I also chose to open with Hungary's 1956 Revolution footage because newsreels were to function as a significant narrative device in my film, just as they did in DIARY II. I felt what Mészáros must also have thought. Political events of that period played such a significant role in the characters' lives as well as in the lives of many in the audience, that I could best chart the characters' evolution in terms of the events which unfolded at various points in their lives.

The Tet Offensive and the Chicago demonstrations are designations as clear as their calendar dates. However, profuse reliance on documentary material creates an aesthetic problem. One of my models for '68 was Gustave Flaubert's Sentimental Education, in which he wrote about his own growing to manhood during the 1848 Revolution. In that work he set out to "write the moral history, or rather the sentimental history, of the men of my generation." He recognized one of his greatest problems:

"I am afraid that my background will eat up my foreground: that is the trouble with the historical novel. Historical figures are more interesting than fictional characters, above all when the latter have moderate passions: the reader finds Frederic less interesting than Lamartine."

Similarly, in the case of '68 Robert Kennedy and Martin Luther King Jr. threaten to overshadow the two sons' concerns.

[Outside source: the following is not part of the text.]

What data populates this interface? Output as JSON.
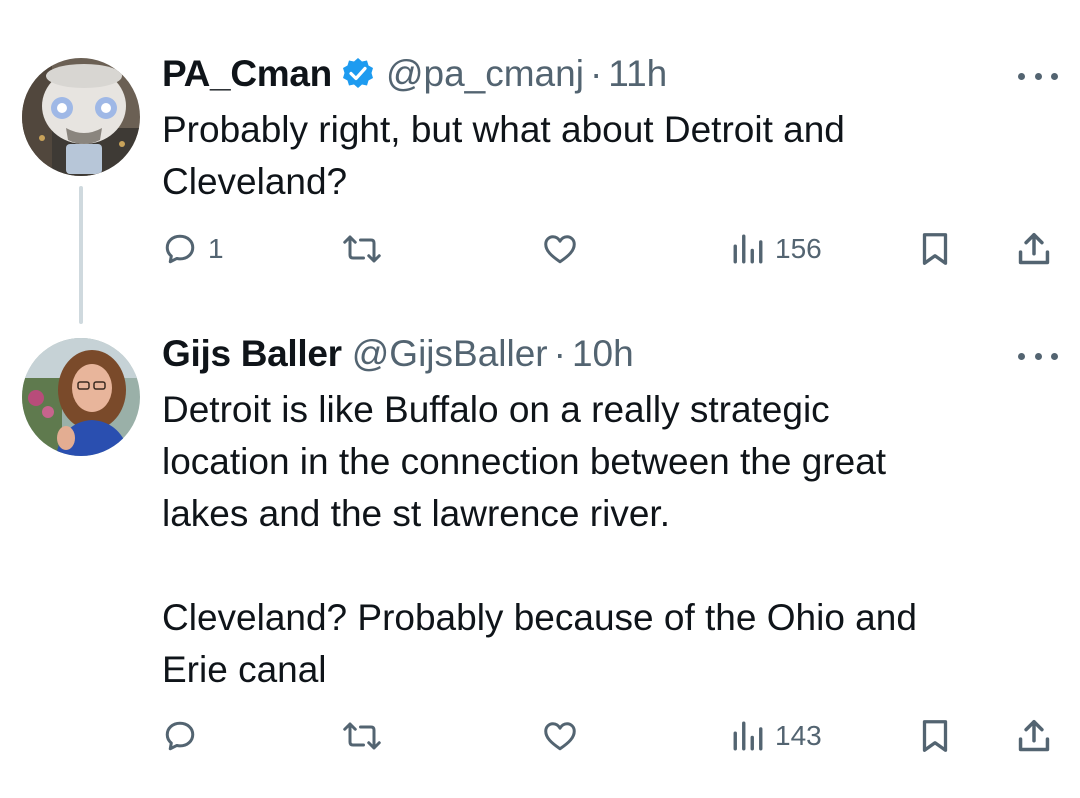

'68 opens with footage of demonstrations leading to the 1956 Revolution and it ends with Peter joining a demonstration against the Vietnam War twelve years later. The two ac­tions of resistance against an oppressive regime are ironically aimed at the two rival great powers. That same apparent contradiction also characterized Hungary's 1956 Revolution itself. The teenage heroes of that conflict learned to make Molotov cocktails from Soviet films about the Great October Revolution. I also have vivid memories of watching a truck carrying armed civilians chanting "Russki go home" a couple of days after shooting began at the central radio station. They too became actors in history. They had had ample time to learn the lessons of revolution during ten years of Russian domination.

1917, 1956, and 1968 still have relevance for the 1990s. Clearly a system which cannot provide ample food, shelter, and basic consumer goods for its citizens after 70 years stands as a failure. Economic failure created the dissatisfaction leading to political reform which has recently swept the Soviet Union, Poland, and Hungary. All of Eastern Europe is now witnessing the most profound and exciting political changes since they were created as Socialist entities. They face the process of democratizing their political institutions. They are also experimenting with loosening economic controls in order to bolster their productivity and material wellbeing.

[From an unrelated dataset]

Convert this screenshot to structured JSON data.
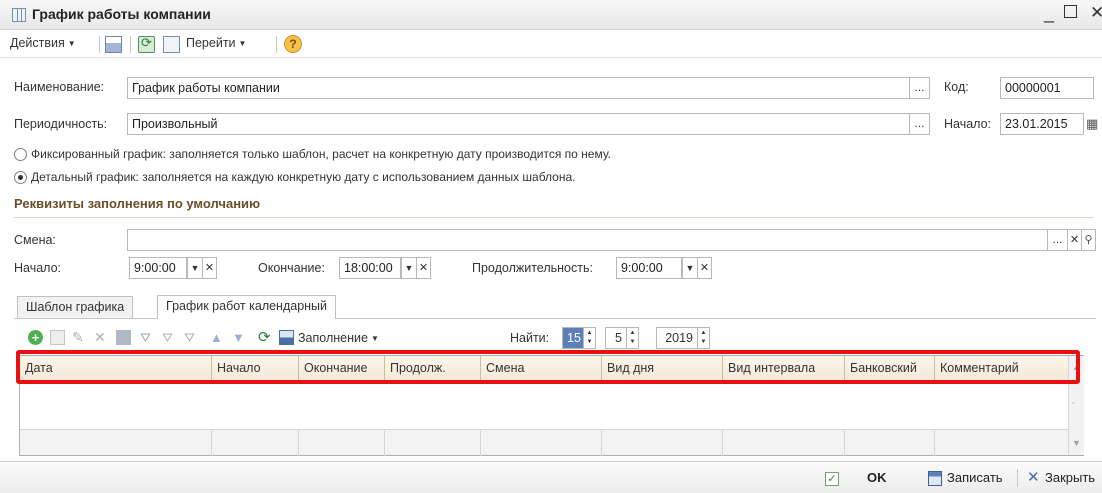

Yet to swing to the other extreme, of foreign-owned companies competing in unchecked trade, would also lead to impoverishment Unbridled free trade has produced great class inequities in the United States as well as in the Third World. Eastern Europe faces the challenge of instituting greater democracy and creating a healthy economy without betraying the ideals of Socialism. Neither can we be content with the United States today. The conservative reaction to the 60s still dominates government policy, as we can see in the Bush Administration's commitment to an excessive military budget, favoring tax cuts to the rich, weakening the social security system, and pursuing a foreign policy bent on destroying progressive foreign governments.

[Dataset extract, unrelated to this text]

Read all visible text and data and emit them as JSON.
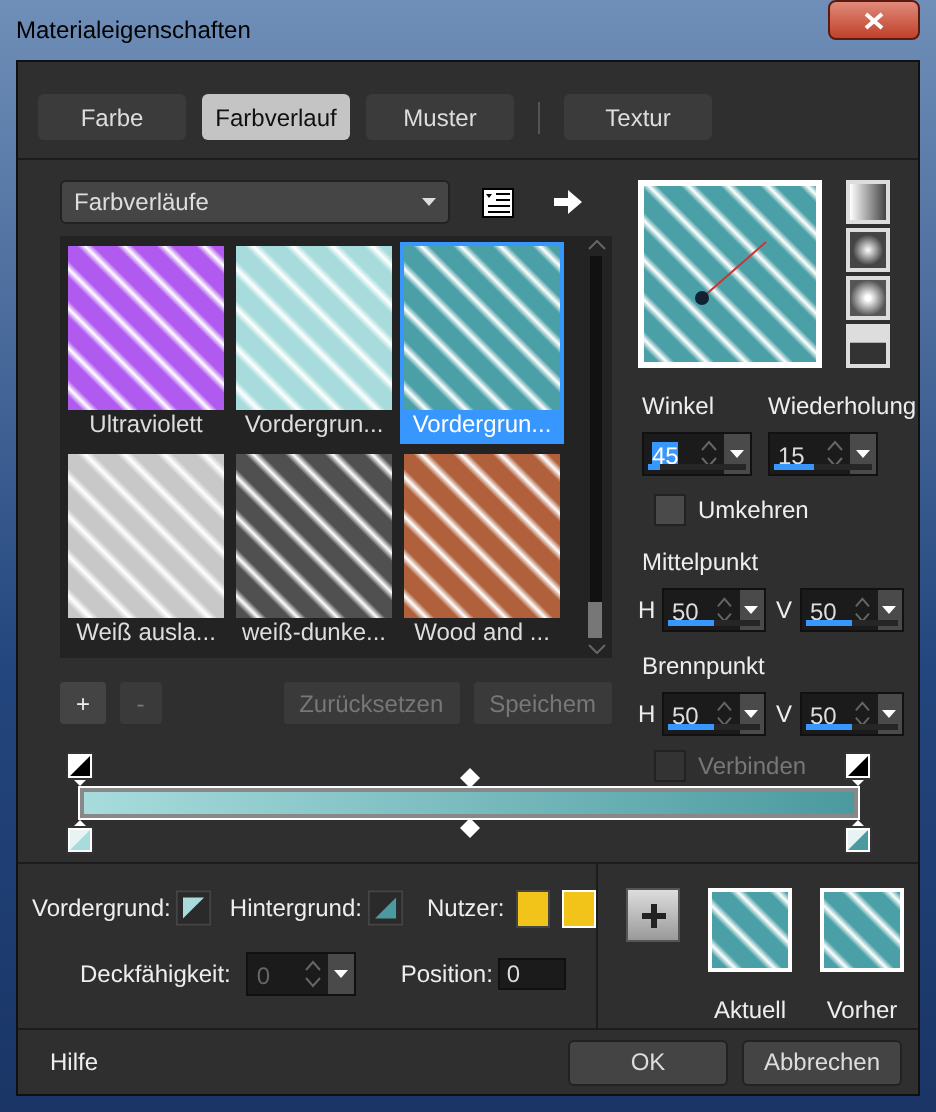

Writers, artists, and filmmakers have the role of fighting against the injustices they see in their own society. That holds true on whichever side of the rusting Iron Curtain they finds themselves. The only answer is to question, criticize and resist.